The Danish shipping giant set out plans to cut its costs and save cash in the face of high levels of uncertainty around disruption in the Red Sea following attacks on cargo ships in the Gulf of Aden that started in November, as it scrapped plans for a $1.6 billion share buyback initiative.
It’s also cutting its dividend payments by 88%.
Maersk said that while the Houthi attacks, including on two of its own ships, had actually benefited its business in 2023 by driving an uptick in shipping rates, the uncertainty still poses a risk to its business in 2024 — especially when combined with a longer-term slump in the market.
Shares in Maersk
fell 14% on Thursday having lost 29% of their value over the previous 12 months.
Maersk said it remains uncertain as to the extent to which disruption in the Red Sea will impact its business, as it warned the turmoil could continue across the full-year 2024.
“High uncertainty remains around the duration and degree of the Red Sea disruption with the duration from one quarter to full year reflected in the guidance range,” Maersk said.
The Copenhagen shipping company said “significant oversupply challenges,” caused by a glut of cargo ships following the end of a boom during COVID-19, will also hit its profits in 2024.
Analysts at JPMorgan, led by Samuel Bland, said they expect the shipping market glut will likely have a long-term impact on Maersk’s profits. “At this stage, we presume this over-capacity will continue into 2025,” the JP Morgan analysts said.
Maersk forecast a loss before interest and tax of between $5 billion and breakeven, after earning $3.9 billion before interest and tax last year.

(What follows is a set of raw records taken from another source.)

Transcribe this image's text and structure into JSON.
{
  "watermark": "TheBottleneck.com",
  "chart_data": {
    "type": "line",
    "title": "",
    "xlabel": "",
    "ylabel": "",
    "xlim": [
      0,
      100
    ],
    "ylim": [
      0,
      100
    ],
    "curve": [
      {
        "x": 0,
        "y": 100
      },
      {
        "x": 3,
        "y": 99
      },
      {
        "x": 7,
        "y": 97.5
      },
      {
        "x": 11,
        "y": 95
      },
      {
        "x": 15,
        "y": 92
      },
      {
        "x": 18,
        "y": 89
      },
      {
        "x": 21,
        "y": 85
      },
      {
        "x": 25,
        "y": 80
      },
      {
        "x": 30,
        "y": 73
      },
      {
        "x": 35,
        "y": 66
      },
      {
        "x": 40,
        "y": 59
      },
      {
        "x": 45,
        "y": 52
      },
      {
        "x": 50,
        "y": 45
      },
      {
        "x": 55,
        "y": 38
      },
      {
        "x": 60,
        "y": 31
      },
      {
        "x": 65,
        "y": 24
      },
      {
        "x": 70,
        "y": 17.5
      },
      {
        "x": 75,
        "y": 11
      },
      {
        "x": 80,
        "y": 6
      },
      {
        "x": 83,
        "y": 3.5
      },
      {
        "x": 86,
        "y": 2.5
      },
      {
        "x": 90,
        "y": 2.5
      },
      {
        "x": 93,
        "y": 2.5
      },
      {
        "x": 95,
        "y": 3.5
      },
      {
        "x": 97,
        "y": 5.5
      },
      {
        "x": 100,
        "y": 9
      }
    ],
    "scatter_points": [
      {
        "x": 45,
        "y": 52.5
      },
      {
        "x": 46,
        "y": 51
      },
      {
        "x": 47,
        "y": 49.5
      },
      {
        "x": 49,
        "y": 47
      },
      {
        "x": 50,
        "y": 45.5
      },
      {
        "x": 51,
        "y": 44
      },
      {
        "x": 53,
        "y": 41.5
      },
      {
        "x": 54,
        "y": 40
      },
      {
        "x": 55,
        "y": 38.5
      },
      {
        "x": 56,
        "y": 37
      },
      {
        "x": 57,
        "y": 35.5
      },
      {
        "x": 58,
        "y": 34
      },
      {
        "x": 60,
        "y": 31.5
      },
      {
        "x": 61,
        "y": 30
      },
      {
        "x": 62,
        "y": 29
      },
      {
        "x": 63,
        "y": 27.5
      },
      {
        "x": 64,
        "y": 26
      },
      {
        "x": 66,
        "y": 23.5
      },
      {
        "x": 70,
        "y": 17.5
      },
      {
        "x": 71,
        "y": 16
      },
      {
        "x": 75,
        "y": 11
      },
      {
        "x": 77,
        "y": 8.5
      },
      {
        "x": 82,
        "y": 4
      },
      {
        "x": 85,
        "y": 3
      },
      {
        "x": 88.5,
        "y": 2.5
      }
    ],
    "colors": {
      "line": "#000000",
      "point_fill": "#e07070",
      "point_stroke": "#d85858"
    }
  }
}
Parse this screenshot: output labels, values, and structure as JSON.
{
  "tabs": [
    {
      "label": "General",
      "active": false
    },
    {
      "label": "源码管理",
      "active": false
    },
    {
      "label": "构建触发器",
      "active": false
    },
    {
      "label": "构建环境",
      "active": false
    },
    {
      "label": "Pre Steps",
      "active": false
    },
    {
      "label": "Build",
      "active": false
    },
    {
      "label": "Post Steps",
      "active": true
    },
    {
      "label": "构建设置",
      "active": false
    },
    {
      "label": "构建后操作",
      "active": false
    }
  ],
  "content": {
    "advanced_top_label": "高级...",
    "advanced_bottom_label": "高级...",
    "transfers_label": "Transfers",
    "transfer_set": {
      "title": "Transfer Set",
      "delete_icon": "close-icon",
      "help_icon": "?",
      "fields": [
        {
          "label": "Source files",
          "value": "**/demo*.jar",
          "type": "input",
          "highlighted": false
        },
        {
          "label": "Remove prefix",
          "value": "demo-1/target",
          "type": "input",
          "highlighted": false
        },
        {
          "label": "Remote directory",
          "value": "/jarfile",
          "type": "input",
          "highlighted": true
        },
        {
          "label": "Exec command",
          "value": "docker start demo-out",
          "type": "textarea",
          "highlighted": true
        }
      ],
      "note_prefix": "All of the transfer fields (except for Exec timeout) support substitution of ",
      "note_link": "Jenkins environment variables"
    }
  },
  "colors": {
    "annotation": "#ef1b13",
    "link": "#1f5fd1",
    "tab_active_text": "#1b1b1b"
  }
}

In the fourth quarter of 2023, Maersk saw revenue from its shipping segment – which accounts for more than half of its overall sales – drop 46% to $7.18 billion, as a drop in freight shipping rates offset a slight uptick in volumes caused by higher consumer demand.
Sales from Maersk’s logistics and services business also fell 8%, to $3.54 billion, due to lower rates in its air and haulage divisions, while the Danish firm’s terminals business saw a 2% uptick in revenues to $1.02 billion due to higher shipping volumes.